The 34th America’s Cup, which started with a yacht of that name beating the best of Britain in a race around the Isle of Wight in 1851, will be staged in San Francisco next year, But Ainslie, who has long wanted a campaign of his own and had seemed to be on his way with Sir Keith Mills’ Origin team, will have to wait under the terms of the deal struck with the man appointed to run the next cup, Kiwi Sir Russell Coutts.
Coutts has welcomed him, expensively, into the Oracle fold with the creation of Ben Ainslie Racing, which should make its debut in San Francisco in September in a 45-foot, wing-powered catamaran of the kind used in a series of exhibition regattas.The extent of the funding from Oracle is unclear and it is said that Ainslie will be paying his own bills.
Until September, Ainslie has been picked to represent Britain at the Olympic sailing regatta in Weymouth. A win there would give him a fourth consecutive gold medal to add to his silver in Savannah in 1996.
Before that he faces a tribunal hearing into being disqualified from the last races of a world championship in Fremantle last month for leaping from his Finn singlehanded dinghy onto a television boat to remonstrate with the driver. A jury at the time said there were mitigating circumstances and the British tribunal being convened by the Royal Yachting Association is expected to say that the disqualification was punishment enough.
But the tribunal findings will be passed to the International Sailing Federation’s executive committee.
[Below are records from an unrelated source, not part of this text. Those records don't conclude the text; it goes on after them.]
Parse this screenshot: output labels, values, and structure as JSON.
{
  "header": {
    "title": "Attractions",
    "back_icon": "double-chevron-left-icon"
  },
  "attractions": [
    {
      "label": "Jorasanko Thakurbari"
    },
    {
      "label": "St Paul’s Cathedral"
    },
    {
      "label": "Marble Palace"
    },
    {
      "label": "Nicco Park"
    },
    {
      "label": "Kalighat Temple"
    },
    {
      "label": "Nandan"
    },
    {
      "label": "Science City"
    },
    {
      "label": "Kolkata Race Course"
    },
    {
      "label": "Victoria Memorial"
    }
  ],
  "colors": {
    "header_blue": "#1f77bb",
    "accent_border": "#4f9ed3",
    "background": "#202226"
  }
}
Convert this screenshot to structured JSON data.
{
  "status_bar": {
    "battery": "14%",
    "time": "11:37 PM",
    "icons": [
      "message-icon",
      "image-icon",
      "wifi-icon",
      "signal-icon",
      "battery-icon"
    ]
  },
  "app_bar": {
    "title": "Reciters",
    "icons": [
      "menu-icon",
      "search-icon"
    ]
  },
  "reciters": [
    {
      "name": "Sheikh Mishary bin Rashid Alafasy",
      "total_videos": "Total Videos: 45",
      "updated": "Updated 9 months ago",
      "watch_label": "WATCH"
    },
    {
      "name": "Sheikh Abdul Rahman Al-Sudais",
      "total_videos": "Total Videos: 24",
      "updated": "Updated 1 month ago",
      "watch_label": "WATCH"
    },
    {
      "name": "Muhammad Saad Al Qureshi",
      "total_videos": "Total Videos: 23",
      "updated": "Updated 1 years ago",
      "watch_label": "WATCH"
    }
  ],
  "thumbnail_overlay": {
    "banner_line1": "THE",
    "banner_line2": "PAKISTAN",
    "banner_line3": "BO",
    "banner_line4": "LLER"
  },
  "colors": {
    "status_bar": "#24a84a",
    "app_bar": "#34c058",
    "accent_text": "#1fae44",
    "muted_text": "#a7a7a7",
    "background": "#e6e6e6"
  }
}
As this was not his first brush with authority for gross misconduct, Ainslie must hope that he is not given a suspension that would prevent him from competing in his home Olympics.
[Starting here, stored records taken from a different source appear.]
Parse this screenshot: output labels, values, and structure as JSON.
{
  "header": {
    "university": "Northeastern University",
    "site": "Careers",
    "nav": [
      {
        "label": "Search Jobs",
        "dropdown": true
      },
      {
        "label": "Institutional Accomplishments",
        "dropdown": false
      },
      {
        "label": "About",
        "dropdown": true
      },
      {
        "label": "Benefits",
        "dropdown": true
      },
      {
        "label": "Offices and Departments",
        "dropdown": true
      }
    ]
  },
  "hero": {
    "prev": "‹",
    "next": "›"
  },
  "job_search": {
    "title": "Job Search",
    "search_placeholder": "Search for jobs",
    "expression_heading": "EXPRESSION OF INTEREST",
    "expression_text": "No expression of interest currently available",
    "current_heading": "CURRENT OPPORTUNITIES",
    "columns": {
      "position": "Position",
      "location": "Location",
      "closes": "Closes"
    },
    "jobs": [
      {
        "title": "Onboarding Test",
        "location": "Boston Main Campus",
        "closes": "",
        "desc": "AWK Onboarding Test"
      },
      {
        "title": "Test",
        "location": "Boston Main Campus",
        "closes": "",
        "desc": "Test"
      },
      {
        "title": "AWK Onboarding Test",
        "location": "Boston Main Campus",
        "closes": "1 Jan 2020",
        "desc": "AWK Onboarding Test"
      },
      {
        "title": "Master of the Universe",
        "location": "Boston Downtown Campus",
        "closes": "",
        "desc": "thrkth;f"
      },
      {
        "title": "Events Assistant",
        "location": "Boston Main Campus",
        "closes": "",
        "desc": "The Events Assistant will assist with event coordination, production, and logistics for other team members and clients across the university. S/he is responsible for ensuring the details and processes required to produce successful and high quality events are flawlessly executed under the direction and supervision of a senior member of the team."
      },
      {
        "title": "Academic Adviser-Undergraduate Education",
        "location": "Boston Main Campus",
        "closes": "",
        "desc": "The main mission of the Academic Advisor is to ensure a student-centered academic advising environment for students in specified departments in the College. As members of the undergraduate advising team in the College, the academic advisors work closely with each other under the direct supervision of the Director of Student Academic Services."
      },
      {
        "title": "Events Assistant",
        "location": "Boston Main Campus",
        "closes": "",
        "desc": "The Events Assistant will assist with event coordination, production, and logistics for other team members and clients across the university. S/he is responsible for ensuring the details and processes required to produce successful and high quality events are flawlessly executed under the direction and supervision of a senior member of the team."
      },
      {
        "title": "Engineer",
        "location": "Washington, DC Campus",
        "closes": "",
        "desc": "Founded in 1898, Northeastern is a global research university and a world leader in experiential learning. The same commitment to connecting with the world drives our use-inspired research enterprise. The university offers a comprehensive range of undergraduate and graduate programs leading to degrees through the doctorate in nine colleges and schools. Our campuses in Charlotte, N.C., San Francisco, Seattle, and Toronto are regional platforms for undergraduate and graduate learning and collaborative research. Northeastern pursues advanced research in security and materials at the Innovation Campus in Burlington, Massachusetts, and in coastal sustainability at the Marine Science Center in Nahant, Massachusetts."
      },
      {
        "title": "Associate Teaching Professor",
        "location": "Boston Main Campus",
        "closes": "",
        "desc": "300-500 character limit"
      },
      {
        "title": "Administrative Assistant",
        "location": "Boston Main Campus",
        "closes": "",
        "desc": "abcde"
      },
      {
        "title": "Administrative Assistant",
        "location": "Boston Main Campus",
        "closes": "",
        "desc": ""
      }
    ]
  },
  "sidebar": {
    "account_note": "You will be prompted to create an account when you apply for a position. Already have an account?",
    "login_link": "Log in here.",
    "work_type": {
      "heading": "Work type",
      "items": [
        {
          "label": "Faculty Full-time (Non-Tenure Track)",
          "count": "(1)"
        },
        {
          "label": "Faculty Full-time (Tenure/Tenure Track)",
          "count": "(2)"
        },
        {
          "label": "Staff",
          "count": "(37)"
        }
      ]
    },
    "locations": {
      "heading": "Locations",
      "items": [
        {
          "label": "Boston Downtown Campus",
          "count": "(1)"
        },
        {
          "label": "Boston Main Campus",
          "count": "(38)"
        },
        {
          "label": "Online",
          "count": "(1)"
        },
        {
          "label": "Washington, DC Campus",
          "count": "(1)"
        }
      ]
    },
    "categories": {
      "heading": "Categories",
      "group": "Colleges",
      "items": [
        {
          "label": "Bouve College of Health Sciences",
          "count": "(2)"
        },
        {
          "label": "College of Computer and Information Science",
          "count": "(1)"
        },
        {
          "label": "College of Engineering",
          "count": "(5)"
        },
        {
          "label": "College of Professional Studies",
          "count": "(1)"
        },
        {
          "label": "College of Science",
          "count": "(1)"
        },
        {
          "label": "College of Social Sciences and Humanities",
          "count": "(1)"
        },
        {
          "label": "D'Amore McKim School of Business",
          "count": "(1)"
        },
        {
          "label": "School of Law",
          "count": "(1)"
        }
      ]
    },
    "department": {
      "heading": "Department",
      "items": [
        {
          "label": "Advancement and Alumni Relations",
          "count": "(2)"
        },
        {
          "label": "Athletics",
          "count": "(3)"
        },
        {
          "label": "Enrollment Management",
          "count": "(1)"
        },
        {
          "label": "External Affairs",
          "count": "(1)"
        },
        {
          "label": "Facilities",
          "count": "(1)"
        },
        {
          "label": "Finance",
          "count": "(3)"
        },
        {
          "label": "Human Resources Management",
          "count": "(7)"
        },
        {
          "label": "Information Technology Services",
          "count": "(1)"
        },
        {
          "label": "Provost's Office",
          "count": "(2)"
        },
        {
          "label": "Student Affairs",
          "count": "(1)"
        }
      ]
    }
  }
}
On joining Oracle Ainslie, who has been photographed in an Oracle crew shirt, said: “It’s a fantastic opportunity, I have a huge amount of respect for Russell, Jimmy (Spithill, the current Oracle skipper) and everyone involved. I think with the direction the cup has taken in the last few years, it’s actually really important that Oracle wins again and it continues on the path that it has taken. I’m very excited about it and hopefully I can help the team retain the Cup.
“I’ve always tried to have a plan of what I’m doing next after the Olympics. The 2012 Olympics has been the focus, but from that has come the opportunity to be able to build a team which we hope can ultimately go on to challenge for the 35th America’s Cup,” he added.
Ainslie has yet to name who will be in his team, though the Australian Grant Simmer, who ran Origin after Mike Sanderson left, will manage it. It is expected that double gold medallist Iain Percy may switch from Artemis, while his Star crew, Andrew Simpson, would join the afterguard.
Nor is the full extent known of the deal between himself and Oracle. The powerfully-funded defender, owned by software house billionaire boss Larry Ellison, is asking questions about how much and with whom it can collaborate in the building and testing of the 72-foot catamarans in which both the Louis Vuitton challenger series and the cup defence will be contested.
At the same time, the Prada fashion house-backed Luna Rossa team has arrived in Auckland from Italy, joined by British Olympic medallist Chris Draper, as part of its joint programme with Team New Zealand to contest the cup. The only other confirmed challenger is Sweden’s Artemis, led by Paul Cayard and funded by Torbjorn Tornqvist. Both Artemis and Oracle have asked for clarification over the validity of the TNZ/Luna Rossa deal.